#### TASK TO COMPLETE
Select every line below containing the word "with".
━━━ DATA SUPPLIED
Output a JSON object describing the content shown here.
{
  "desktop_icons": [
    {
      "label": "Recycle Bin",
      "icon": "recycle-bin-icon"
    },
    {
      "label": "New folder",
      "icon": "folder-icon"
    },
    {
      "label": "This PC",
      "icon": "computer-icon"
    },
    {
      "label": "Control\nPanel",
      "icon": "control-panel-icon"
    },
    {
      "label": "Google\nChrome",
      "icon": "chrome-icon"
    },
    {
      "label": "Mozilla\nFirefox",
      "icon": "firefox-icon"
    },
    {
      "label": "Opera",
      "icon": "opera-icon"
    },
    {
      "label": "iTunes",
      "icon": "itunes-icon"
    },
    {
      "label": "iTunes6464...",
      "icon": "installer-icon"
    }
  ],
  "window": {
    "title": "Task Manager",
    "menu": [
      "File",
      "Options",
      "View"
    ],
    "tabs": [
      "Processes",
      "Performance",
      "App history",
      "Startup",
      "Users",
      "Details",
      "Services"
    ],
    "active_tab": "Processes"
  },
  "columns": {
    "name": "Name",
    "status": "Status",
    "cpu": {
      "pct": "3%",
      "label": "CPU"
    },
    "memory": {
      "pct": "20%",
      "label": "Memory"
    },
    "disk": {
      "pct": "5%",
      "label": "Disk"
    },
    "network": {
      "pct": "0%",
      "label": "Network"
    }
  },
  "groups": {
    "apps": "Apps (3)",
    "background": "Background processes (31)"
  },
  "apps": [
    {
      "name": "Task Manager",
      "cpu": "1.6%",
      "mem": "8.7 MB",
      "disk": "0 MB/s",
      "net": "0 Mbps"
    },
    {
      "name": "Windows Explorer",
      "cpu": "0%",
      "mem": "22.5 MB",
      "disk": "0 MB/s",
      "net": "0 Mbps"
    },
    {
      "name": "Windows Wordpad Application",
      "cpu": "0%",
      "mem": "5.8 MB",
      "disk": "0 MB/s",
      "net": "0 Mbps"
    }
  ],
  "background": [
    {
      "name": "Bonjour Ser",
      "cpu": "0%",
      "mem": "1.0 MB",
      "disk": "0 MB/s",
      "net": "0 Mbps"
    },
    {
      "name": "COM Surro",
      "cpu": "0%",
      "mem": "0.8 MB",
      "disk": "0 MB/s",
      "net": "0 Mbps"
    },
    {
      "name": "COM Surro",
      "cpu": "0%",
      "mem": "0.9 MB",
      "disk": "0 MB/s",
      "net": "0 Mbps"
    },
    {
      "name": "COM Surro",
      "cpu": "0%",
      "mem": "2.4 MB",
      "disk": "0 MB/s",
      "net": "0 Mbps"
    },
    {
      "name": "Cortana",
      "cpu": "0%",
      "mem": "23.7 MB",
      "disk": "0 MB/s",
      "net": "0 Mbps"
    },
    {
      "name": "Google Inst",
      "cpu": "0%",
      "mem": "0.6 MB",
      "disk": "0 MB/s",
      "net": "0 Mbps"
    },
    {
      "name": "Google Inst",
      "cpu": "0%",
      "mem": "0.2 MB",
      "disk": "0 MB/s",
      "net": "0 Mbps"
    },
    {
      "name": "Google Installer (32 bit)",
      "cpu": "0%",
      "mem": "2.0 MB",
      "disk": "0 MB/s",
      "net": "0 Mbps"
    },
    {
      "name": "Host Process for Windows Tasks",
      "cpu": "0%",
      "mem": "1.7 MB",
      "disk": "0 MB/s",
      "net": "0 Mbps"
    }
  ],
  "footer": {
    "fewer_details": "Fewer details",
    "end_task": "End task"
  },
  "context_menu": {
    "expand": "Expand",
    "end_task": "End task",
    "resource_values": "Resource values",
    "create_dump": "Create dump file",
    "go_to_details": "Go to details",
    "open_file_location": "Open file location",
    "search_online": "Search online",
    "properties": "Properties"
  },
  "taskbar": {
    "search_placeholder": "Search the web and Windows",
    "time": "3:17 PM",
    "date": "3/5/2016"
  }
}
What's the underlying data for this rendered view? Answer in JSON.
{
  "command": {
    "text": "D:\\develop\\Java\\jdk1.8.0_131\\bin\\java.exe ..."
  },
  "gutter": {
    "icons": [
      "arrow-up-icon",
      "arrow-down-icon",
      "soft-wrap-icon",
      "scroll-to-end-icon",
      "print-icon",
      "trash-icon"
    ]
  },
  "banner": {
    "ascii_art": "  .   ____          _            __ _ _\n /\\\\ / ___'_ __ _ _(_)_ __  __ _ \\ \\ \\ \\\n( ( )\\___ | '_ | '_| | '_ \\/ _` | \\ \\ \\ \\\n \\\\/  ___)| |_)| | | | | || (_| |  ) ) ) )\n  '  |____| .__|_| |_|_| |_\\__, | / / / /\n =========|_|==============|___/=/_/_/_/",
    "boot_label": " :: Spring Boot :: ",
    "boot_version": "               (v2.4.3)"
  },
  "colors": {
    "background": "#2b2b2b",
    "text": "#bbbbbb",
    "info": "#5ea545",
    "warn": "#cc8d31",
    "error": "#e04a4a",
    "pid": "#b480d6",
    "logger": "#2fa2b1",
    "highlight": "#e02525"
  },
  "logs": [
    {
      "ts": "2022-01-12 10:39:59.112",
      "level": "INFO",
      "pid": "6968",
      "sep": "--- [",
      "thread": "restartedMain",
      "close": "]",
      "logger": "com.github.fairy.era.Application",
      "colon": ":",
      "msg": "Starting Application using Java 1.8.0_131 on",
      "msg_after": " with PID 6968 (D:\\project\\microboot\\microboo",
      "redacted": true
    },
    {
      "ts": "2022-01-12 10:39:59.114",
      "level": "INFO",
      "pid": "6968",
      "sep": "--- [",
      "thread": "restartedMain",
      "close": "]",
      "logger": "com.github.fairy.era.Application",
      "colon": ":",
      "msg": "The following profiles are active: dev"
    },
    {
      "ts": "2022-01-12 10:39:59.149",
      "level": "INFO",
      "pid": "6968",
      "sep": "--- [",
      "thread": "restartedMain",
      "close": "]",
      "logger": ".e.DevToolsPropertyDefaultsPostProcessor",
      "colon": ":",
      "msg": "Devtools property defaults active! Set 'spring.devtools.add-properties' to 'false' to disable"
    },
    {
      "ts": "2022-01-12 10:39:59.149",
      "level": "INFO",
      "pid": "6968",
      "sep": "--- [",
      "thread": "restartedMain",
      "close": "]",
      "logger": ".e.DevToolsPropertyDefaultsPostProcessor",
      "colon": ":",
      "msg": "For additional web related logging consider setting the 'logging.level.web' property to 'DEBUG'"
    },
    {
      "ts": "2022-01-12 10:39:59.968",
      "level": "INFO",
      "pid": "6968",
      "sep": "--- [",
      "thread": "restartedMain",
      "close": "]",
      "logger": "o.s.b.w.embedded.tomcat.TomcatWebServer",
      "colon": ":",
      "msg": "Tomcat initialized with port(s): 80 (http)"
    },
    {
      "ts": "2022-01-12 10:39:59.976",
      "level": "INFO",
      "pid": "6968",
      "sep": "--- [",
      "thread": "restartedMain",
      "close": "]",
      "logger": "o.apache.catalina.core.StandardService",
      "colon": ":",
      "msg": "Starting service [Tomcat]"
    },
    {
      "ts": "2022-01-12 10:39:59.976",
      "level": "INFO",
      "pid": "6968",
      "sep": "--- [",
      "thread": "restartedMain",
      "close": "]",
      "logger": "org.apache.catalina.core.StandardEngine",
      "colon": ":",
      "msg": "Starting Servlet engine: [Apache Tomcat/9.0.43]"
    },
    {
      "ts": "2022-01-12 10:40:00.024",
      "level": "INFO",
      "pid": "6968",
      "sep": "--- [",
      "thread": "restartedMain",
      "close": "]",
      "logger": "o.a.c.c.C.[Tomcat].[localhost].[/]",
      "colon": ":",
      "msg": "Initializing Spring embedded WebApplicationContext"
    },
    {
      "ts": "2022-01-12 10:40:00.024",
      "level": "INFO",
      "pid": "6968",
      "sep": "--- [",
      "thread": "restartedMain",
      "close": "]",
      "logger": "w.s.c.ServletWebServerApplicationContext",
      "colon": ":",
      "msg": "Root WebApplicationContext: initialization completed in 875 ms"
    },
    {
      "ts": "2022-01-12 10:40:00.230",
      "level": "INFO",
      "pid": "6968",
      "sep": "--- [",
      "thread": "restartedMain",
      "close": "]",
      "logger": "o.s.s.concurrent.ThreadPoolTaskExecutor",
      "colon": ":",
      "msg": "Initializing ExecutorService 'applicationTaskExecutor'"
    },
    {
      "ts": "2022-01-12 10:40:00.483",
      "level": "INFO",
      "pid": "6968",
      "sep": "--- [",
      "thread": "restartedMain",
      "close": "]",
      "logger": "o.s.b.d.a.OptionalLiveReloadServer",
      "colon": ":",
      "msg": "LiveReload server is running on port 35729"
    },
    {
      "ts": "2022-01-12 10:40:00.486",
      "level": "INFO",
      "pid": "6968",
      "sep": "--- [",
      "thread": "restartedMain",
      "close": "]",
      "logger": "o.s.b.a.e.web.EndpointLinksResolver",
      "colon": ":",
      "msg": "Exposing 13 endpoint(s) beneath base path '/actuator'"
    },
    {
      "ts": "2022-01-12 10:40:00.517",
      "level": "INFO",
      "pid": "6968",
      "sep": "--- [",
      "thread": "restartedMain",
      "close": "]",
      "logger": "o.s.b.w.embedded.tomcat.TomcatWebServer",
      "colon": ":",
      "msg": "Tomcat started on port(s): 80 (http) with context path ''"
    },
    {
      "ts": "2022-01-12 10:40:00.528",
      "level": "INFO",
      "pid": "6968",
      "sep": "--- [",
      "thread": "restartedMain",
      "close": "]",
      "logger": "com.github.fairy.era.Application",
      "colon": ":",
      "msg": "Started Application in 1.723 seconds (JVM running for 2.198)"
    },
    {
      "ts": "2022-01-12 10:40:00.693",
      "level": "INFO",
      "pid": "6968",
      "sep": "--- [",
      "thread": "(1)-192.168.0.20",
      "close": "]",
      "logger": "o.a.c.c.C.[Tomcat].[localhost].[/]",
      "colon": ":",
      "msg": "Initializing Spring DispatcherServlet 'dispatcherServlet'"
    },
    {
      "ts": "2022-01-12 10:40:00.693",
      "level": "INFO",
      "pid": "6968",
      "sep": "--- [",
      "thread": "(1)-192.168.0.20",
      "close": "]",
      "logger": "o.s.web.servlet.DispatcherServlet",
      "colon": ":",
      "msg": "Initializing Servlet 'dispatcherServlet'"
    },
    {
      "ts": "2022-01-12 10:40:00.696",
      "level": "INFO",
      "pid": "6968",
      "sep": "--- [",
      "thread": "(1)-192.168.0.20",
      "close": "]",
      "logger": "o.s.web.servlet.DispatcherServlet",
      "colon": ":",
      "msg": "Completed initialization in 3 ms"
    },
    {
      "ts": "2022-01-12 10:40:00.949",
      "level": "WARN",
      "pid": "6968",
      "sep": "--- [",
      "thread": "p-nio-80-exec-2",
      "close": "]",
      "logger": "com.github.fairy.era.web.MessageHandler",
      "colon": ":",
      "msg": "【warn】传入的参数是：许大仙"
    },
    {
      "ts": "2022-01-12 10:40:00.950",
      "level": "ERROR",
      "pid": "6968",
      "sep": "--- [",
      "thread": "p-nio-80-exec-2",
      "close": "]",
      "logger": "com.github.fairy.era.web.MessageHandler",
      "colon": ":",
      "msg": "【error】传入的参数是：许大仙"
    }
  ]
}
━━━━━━
#### COMPLETED TASK
      "msg_after": " with PID 6968 (D:\\project\\microboot\\microboo",
      "msg": "Tomcat initialized with port(s): 80 (http)"
      "msg": "Tomcat started on port(s): 80 (http) with context path ''"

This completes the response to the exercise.